→ **PROBLEM TO SOLVE**
Look over the lines below. Report each one that includes the string "تحضير".
*** Opening of DATASET EXTRACT ***
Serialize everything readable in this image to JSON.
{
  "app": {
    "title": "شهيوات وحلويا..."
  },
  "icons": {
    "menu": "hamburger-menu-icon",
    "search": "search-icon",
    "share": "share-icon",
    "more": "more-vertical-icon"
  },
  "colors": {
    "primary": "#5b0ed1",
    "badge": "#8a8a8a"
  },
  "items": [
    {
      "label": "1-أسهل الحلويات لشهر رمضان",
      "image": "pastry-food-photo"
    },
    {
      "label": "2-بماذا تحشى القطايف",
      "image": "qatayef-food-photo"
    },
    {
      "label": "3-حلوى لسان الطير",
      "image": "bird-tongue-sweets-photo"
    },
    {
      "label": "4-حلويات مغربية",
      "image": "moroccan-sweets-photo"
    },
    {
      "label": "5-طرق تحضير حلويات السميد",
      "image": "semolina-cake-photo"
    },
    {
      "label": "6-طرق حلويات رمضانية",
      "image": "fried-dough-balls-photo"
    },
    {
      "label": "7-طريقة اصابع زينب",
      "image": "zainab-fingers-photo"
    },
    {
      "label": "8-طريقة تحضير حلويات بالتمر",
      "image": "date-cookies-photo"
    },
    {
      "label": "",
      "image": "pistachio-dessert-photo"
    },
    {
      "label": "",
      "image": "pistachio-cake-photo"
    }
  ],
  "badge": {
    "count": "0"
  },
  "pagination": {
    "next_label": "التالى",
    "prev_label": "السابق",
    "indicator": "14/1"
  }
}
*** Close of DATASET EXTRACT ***
→ **EXERCISE RESPONSE**
      "label": "5-طرق تحضير حلويات السميد",
      "label": "8-طريقة تحضير حلويات بالتمر",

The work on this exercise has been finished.